Given records –
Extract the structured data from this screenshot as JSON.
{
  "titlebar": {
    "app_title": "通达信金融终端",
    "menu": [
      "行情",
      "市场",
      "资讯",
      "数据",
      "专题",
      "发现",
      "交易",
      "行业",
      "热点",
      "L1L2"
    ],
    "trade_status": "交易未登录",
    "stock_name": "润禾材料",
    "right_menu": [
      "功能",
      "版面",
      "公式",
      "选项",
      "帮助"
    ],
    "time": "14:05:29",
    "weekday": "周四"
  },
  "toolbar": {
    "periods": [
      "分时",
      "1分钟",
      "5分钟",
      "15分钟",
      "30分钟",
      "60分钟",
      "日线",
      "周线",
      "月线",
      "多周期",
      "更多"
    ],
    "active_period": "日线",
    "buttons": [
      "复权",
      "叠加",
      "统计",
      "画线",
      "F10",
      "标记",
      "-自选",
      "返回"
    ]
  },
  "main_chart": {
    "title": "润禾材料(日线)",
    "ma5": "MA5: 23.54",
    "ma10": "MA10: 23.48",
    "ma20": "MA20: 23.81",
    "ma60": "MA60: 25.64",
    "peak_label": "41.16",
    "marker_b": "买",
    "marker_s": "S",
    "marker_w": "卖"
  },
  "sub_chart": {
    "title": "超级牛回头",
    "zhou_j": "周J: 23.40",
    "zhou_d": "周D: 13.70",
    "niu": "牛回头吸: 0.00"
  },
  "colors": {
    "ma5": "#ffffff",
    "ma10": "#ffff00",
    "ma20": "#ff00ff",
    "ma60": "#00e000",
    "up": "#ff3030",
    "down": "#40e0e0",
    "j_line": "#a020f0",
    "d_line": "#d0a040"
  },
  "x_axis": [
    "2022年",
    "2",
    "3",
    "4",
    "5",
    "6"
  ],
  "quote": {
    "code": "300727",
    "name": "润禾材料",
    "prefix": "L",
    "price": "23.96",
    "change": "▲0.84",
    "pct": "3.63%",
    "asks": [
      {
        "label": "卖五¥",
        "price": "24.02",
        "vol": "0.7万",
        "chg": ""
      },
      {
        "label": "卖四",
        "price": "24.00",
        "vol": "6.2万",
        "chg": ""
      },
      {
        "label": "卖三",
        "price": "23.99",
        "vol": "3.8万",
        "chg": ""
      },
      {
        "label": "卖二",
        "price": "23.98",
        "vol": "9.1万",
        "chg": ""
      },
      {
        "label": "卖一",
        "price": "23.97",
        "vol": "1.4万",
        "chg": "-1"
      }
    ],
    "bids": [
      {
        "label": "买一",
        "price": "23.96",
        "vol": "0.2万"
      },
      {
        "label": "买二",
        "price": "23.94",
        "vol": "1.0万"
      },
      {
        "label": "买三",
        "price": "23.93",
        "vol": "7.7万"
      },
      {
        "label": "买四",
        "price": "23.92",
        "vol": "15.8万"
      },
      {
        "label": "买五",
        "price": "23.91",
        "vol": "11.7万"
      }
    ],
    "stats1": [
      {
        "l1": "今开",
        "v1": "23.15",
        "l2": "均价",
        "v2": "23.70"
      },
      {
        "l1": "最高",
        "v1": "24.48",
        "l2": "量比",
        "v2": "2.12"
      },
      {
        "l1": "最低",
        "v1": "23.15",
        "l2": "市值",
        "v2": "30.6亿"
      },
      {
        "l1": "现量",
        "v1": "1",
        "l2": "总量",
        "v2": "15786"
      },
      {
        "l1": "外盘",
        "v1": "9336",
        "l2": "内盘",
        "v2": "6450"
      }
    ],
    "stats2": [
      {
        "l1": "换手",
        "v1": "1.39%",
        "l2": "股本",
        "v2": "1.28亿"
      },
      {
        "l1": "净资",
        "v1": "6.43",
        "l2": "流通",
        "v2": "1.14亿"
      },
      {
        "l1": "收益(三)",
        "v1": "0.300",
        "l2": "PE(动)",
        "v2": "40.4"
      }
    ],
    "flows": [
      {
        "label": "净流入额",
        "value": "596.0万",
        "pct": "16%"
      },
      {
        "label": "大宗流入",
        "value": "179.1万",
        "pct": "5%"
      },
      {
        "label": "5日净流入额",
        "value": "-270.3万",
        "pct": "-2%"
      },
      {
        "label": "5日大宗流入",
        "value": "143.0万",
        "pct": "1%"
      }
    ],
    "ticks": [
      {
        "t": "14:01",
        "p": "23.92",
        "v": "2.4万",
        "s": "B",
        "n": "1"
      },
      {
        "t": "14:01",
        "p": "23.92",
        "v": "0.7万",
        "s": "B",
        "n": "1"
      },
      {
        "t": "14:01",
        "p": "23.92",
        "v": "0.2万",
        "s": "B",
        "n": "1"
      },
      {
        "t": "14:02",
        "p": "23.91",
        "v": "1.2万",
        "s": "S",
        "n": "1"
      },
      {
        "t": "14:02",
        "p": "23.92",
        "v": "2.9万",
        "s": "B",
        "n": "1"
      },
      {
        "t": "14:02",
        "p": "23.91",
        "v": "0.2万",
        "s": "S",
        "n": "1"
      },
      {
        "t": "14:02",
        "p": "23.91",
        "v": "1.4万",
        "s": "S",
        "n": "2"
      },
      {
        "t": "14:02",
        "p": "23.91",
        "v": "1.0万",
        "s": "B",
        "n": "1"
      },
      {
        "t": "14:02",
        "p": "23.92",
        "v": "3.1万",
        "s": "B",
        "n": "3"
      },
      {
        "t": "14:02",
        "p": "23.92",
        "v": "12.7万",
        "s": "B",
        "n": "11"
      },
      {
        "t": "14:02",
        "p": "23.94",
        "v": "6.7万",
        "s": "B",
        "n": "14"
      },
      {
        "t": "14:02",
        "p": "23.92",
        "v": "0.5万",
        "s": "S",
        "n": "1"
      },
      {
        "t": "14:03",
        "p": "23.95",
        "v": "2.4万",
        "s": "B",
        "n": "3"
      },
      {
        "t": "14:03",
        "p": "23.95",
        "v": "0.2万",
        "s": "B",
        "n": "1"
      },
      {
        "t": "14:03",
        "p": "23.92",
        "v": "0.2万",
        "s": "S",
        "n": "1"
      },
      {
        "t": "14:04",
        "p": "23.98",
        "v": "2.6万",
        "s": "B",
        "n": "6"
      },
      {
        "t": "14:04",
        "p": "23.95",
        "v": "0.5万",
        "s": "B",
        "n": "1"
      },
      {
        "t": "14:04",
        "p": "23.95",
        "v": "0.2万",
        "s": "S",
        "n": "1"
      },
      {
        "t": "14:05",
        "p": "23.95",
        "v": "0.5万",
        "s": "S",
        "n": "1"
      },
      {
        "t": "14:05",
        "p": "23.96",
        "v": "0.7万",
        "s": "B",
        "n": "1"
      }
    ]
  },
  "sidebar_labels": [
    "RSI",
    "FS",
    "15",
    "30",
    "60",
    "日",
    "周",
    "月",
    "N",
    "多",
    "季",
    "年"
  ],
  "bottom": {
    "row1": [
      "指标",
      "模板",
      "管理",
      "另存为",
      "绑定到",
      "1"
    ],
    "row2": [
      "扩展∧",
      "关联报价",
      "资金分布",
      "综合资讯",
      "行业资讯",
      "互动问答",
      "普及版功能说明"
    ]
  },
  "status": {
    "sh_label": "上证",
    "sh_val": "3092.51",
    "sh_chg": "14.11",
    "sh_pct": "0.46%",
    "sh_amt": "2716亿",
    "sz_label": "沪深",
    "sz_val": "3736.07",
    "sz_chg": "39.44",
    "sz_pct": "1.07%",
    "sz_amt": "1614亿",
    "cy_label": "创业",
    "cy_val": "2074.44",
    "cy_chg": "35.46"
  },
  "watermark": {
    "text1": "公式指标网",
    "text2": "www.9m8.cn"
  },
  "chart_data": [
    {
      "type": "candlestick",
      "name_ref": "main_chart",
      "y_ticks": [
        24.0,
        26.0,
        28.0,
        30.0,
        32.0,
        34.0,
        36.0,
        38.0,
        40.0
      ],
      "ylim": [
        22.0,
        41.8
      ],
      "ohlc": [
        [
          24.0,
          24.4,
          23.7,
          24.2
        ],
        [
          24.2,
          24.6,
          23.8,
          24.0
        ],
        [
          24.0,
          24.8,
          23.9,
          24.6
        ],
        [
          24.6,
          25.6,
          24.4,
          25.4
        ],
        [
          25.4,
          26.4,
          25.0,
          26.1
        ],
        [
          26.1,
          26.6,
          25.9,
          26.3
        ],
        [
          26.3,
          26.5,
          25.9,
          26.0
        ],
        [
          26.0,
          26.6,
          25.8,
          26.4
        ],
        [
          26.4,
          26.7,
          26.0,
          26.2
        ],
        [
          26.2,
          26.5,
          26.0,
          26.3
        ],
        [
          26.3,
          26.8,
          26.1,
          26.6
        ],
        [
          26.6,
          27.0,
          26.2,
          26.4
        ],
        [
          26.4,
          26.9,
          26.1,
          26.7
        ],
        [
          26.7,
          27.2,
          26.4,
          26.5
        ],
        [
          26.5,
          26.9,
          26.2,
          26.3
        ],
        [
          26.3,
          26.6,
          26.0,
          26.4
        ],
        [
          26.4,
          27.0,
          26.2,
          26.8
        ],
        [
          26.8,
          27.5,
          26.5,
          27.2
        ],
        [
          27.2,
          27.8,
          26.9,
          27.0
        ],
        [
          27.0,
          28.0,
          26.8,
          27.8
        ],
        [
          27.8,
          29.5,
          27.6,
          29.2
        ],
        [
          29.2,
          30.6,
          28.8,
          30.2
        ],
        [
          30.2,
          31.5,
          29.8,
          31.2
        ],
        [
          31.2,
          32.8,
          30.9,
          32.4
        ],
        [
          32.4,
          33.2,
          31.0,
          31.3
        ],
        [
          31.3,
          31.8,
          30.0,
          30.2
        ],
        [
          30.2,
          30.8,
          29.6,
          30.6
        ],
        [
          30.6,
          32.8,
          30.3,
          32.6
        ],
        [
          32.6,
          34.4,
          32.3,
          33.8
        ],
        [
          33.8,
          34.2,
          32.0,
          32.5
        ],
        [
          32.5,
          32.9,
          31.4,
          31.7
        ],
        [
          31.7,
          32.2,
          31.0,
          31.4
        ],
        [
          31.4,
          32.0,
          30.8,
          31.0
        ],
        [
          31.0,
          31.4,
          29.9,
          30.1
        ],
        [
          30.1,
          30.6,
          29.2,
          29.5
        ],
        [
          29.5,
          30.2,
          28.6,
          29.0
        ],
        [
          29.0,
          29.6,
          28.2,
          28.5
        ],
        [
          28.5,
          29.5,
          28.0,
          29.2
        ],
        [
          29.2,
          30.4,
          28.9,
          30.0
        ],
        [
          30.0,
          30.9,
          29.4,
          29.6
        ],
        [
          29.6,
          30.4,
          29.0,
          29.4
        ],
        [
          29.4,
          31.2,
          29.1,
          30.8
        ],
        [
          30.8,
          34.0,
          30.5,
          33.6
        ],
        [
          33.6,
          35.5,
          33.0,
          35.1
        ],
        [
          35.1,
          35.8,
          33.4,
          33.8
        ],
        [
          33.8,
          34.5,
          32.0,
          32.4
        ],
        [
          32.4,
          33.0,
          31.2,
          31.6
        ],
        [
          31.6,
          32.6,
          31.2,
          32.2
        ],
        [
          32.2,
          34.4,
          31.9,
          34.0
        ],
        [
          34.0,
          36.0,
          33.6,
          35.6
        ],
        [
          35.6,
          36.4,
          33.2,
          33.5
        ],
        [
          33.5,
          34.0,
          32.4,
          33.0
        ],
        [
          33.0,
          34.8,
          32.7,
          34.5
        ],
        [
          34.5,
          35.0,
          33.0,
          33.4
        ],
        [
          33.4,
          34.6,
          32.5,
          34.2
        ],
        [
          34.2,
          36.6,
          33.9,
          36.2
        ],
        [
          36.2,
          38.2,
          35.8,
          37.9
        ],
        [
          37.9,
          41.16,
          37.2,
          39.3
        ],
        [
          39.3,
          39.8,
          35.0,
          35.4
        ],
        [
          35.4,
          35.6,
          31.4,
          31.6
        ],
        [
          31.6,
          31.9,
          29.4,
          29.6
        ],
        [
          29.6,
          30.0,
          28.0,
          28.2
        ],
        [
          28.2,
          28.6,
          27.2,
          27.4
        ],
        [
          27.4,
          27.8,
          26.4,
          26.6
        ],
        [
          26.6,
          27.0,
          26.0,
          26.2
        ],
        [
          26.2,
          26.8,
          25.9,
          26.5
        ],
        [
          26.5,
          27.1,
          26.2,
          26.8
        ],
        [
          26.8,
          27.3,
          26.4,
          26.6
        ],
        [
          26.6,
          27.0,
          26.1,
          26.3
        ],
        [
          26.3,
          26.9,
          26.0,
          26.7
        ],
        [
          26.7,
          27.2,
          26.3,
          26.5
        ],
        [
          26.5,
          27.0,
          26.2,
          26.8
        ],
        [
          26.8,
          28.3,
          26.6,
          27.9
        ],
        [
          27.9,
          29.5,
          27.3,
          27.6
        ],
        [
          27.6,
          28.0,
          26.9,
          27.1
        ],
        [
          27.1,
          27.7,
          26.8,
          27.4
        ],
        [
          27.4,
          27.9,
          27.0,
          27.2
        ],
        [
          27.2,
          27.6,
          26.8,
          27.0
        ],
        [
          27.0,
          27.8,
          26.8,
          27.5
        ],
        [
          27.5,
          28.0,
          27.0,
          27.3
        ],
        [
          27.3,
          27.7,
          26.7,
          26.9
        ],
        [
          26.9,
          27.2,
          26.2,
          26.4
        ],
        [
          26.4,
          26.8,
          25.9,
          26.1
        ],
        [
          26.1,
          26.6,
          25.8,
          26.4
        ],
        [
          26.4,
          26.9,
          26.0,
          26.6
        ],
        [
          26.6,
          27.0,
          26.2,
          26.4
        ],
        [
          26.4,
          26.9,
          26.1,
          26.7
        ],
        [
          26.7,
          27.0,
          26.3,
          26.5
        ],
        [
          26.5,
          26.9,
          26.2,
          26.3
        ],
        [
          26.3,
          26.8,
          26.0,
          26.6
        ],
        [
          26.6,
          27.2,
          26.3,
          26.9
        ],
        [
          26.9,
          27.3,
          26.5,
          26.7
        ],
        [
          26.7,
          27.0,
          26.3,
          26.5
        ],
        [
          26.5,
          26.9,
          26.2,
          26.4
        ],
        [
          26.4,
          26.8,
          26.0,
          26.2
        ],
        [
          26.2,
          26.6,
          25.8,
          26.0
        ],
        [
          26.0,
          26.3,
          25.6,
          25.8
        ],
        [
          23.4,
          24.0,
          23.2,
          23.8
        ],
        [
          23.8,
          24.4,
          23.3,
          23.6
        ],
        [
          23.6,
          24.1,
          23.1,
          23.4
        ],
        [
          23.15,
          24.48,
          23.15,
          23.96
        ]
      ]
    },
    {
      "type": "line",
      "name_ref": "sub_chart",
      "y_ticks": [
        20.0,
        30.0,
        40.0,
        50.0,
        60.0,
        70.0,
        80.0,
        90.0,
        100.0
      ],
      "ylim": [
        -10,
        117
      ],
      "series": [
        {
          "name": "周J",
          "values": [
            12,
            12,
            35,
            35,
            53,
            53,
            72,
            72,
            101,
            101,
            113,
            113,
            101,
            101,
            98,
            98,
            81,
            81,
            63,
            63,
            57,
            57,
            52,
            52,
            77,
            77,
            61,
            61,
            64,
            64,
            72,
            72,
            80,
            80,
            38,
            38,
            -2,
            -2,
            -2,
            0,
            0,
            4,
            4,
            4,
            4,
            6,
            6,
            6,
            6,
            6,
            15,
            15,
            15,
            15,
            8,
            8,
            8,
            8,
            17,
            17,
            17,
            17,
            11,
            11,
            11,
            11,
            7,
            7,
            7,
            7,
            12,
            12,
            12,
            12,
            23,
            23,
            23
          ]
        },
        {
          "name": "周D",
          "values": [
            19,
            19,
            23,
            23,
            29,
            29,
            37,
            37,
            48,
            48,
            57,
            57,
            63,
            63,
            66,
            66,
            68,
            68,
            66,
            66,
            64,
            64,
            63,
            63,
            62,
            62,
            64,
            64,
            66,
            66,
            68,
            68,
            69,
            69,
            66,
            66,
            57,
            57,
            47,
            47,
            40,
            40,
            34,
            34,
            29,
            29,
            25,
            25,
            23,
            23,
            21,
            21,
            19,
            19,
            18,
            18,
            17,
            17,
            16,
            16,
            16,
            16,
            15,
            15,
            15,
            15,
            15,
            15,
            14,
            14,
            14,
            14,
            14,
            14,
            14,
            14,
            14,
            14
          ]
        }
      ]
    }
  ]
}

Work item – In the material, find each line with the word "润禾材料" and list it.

Task output –
    "stock_name": "润禾材料",
    "title": "润禾材料(日线)",
    "name": "润禾材料",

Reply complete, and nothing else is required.